The decision to go with a private mortgage has to make sense.  Here are some scenarios when it is a good solution and if one of the cases below fits your current mortgage situation then you should consider working with a private lender:

  • You are trying to buy an unconventional or unique property that a bank or another lending institution is not ready to finance
  • You are self-employed: you could be a business owner with lots of expense deductions and low reported taxable income. Or maybe you have been self-employed only a short time—fewer than the two years A-lenders prefer to see
  • You have a lower than average income or a non-traditional income source and you find it’s affecting your ability to qualify
  • You cannot pass the mortgage stress test: inability to meet maximum debt-service ratios
  • You need quick financing without having to wait for long approval processes
  • You need to access the equity in your home but the penalty to break your current mortgage is too high, and you don’t have enough income to qualify for a HELOC or second mortgage with a financial institution
  • You have past credit challenges such as bankruptcy or consumer proposal
  • You have a bad credit history or lower credit score and is restricting you from getting a mortgage from a more traditional lender

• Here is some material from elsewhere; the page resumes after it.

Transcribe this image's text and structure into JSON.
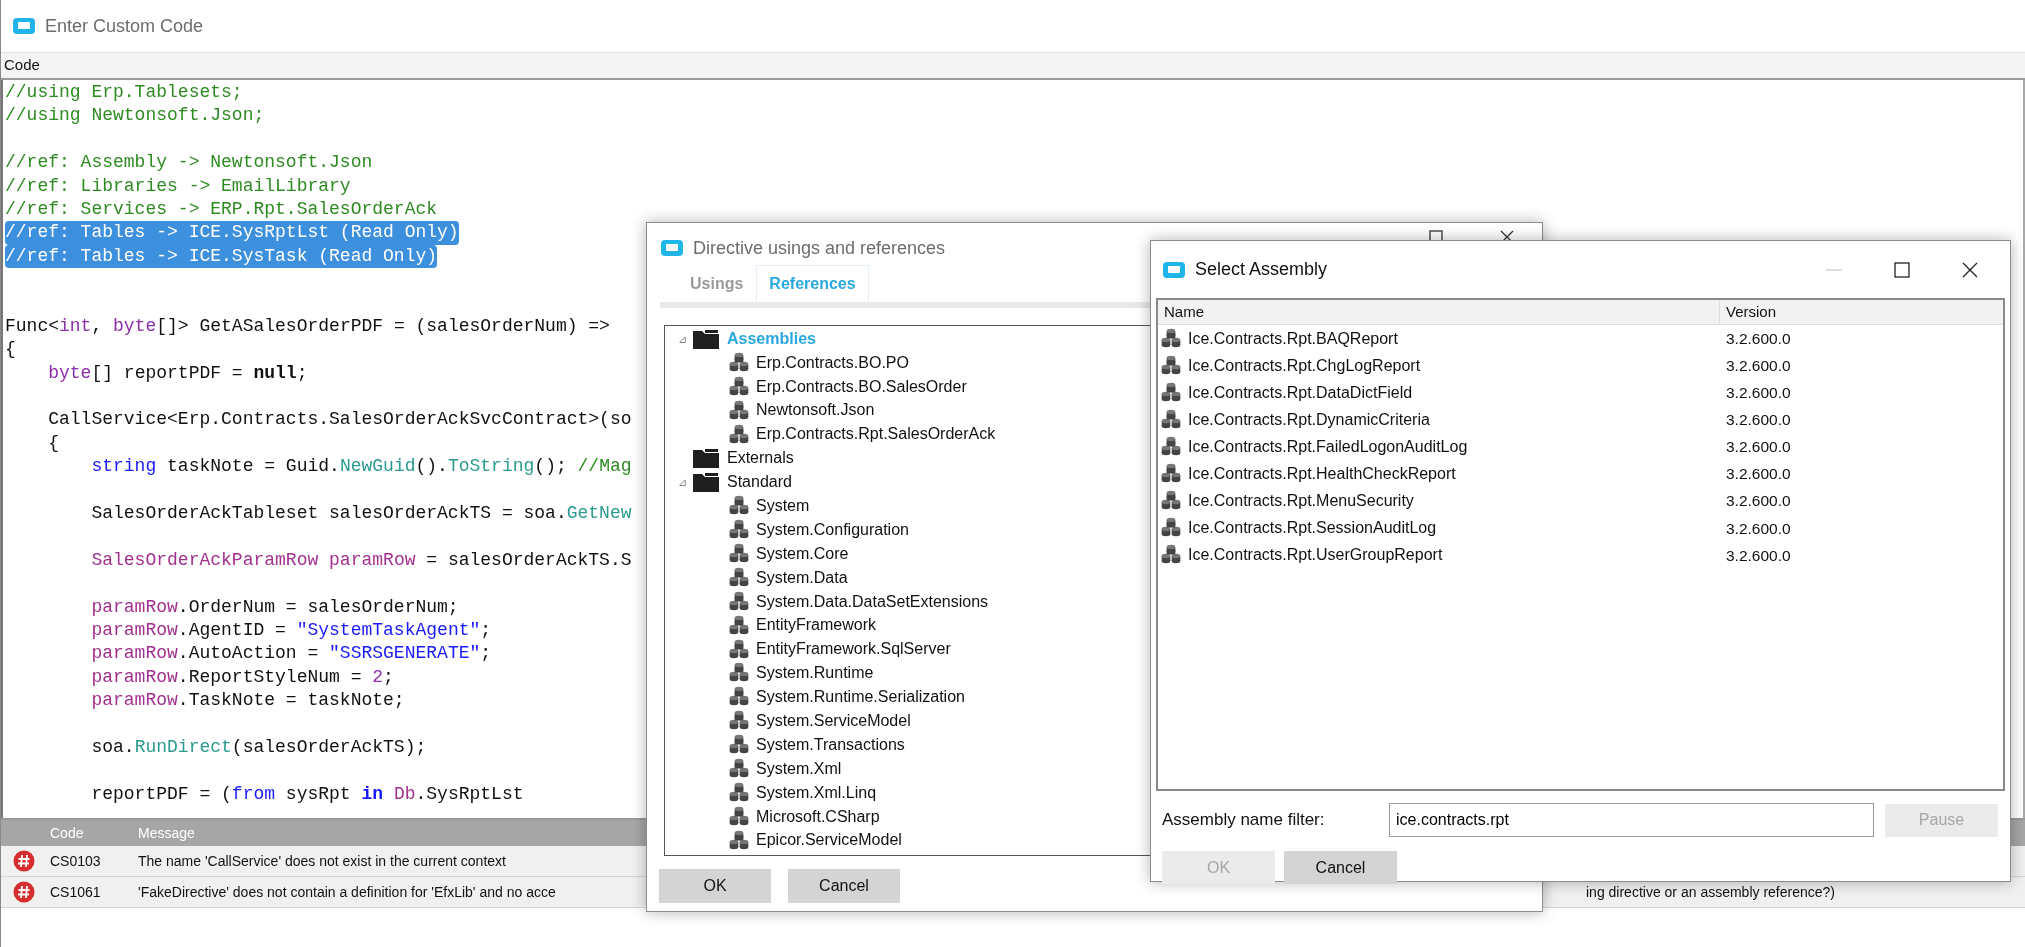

  • You need to consolidate high-interest debt, but due to bad credit, you have been turned down for refinancing or you want to obtain a second or third mortgage to finance a renovation or for another purpose
  • A divorce, illness or some other life-changing event has hurt your credit rating.  You need mortgage financing until you get back on your feet
  • Your existing mortgage is in arrears, power of sale or foreclosure.  You need to take out equity from your property to get you back into good standing
  • You want to purchase vacant land or a unique property that institutional lenders won’t touch because it’s outside of their lending criteria
  • You’ve sold your existing property and bought a new property, but your purchase closes before the sale.  You need bridge financing, but your lender doesn’t offer it 
  • You sold your existing property and bought a new property, but the sale of the existing property fell through.  A private mortgage can tide you over until the property is sold again
  • You’re interested in buying a “flip” property or a home that is in major disrepair, and you need financing to fund your renovation
  • You need a short-term loan for only a few years
  • Your income debt ratio is significantly too high
  • You require your payments terms to be more lenient